Banks and financial institutions across South Asia need to overhaul their anti-money laundering (AML) mechanisms according to a new report published by Deloitte.
The South Asia Anti-Money Laundering Preparedness Survey found that banks are currently reactive in their approach to AML mechanisms and need to face up to meeting heightened regulatory expectations.
The survey of banks and financial institutions in India, Sri Lanka and Bangladesh conducted between January and March 2020 covers AML governance frameworks, customer due diligence, sanctions and trade-based money laundering (TBML) and transaction monitoring systems.
Staying compliant with increased regulatory expectations in the future is a key challenge and respondents in the survey listed several challenges.

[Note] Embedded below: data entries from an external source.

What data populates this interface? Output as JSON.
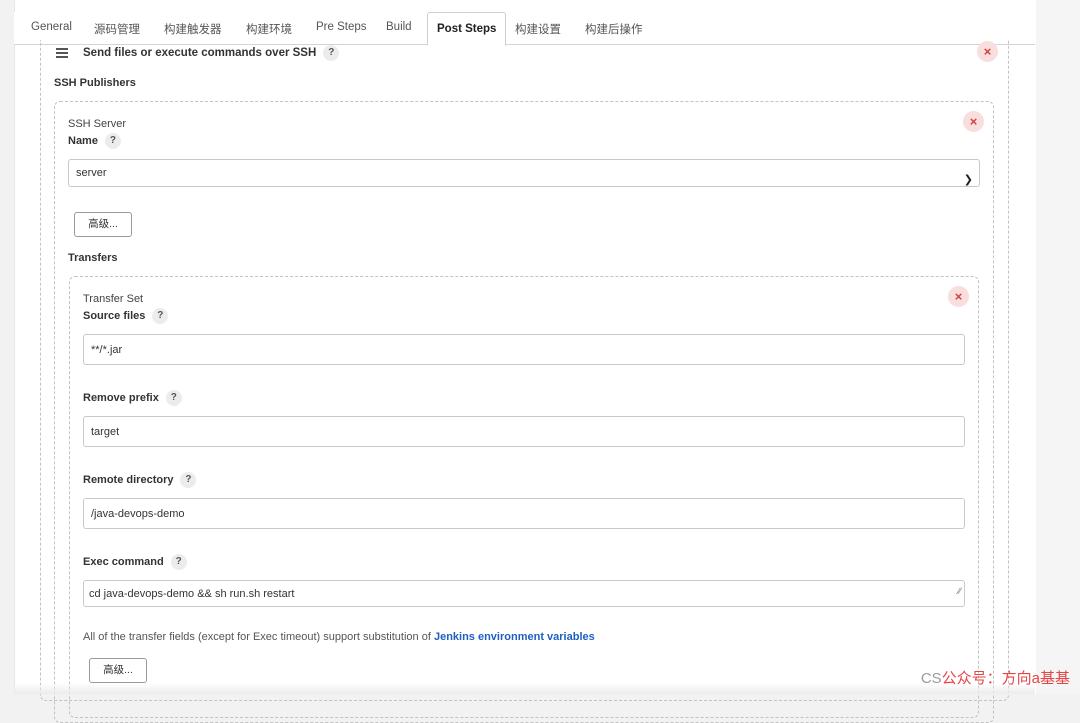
{
  "tabs": [
    {
      "label": "General",
      "active": false
    },
    {
      "label": "源码管理",
      "active": false
    },
    {
      "label": "构建触发器",
      "active": false
    },
    {
      "label": "构建环境",
      "active": false
    },
    {
      "label": "Pre Steps",
      "active": false
    },
    {
      "label": "Build",
      "active": false
    },
    {
      "label": "Post Steps",
      "active": true
    },
    {
      "label": "构建设置",
      "active": false
    },
    {
      "label": "构建后操作",
      "active": false
    }
  ],
  "step": {
    "title": "Send files or execute commands over SSH",
    "help": "?",
    "close": "×",
    "publishers_label": "SSH Publishers"
  },
  "ssh_server": {
    "section_label": "SSH Server",
    "name_label": "Name",
    "name_value": "server",
    "advanced_button": "高级...",
    "close": "×",
    "transfers_label": "Transfers"
  },
  "transfer_set": {
    "section_label": "Transfer Set",
    "close": "×",
    "source_files_label": "Source files",
    "source_files_value": "**/*.jar",
    "remove_prefix_label": "Remove prefix",
    "remove_prefix_value": "target",
    "remote_directory_label": "Remote directory",
    "remote_directory_value": "/java-devops-demo",
    "exec_command_label": "Exec command",
    "exec_command_value": "cd java-devops-demo && sh run.sh restart",
    "note_text": "All of the transfer fields (except for Exec timeout) support substitution of ",
    "note_link": "Jenkins environment variables",
    "advanced_button": "高级..."
  },
  "watermark": {
    "prefix": "CS",
    "text": "公众号：方向a基基"
  },
  "colors": {
    "close_bg": "#f9dede",
    "close_fg": "#d43f3f",
    "link": "#1f5fc0",
    "watermark": "#e64545"
  }
}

These included meeting increased regulatory expectations, enforcing current AML regulations, insufficient numbers of adequately trained staff, and increased pressure to
comply with multi-jurisdictional directives.
Technology, processes and people
Survey respondents identified key challenges in the areas of technology, processes, and people.
Technology-related issues included a lack of data accuracy and sufficiency, and increased false positives.
Process-related issues included limited coverage of known red flags while people-related issues included dependencies on manual processes.
Banks in the survey reported difficulties implementing and monitoring controls in their trade finance business to combat TBML.
Respondents said they found TBML difficult to spot because it is hidden amongst legitimate transactions or activity and often involves genuine trade. Consequently they face challenges identifying any network of hidden relationships in data between trade partners and ports.
They also faced difficulties detecting under- and over- invoicing and felt they lacked a single automated system that can combine screening data.
Categories: Trade Based Financial crimes News